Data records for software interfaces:
# # # #
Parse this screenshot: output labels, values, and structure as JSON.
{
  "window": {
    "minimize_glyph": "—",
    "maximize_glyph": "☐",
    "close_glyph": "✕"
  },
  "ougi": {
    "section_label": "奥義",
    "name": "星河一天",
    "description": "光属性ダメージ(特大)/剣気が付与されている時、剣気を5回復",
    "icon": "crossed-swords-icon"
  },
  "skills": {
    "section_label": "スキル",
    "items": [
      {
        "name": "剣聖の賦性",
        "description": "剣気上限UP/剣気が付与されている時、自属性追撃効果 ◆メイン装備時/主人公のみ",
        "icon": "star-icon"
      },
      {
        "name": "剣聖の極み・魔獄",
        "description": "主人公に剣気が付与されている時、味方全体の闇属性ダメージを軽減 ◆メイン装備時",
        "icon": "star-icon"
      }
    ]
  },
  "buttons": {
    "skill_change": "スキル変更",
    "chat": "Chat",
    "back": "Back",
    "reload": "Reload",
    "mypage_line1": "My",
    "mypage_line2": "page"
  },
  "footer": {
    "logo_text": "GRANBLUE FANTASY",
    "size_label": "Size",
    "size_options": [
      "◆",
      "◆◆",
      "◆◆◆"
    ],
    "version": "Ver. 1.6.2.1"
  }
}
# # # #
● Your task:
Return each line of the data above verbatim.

● Response:
Parse this screenshot: output labels, values, and structure as JSON.
{
  "window": {
    "minimize_glyph": "—",
    "maximize_glyph": "☐",
    "close_glyph": "✕"
  },
  "ougi": {
    "section_label": "奥義",
    "name": "星河一天",
    "description": "光属性ダメージ(特大)/剣気が付与されている時、剣気を5回復",
    "icon": "crossed-swords-icon"
  },
  "skills": {
    "section_label": "スキル",
    "items": [
      {
        "name": "剣聖の賦性",
        "description": "剣気上限UP/剣気が付与されている時、自属性追撃効果 ◆メイン装備時/主人公のみ",
        "icon": "star-icon"
      },
      {
        "name": "剣聖の極み・魔獄",
        "description": "主人公に剣気が付与されている時、味方全体の闇属性ダメージを軽減 ◆メイン装備時",
        "icon": "star-icon"
      }
    ]
  },
  "buttons": {
    "skill_change": "スキル変更",
    "chat": "Chat",
    "back": "Back",
    "reload": "Reload",
    "mypage_line1": "My",
    "mypage_line2": "page"
  },
  "footer": {
    "logo_text": "GRANBLUE FANTASY",
    "size_label": "Size",
    "size_options": [
      "◆",
      "◆◆",
      "◆◆◆"
    ],
    "version": "Ver. 1.6.2.1"
  }
}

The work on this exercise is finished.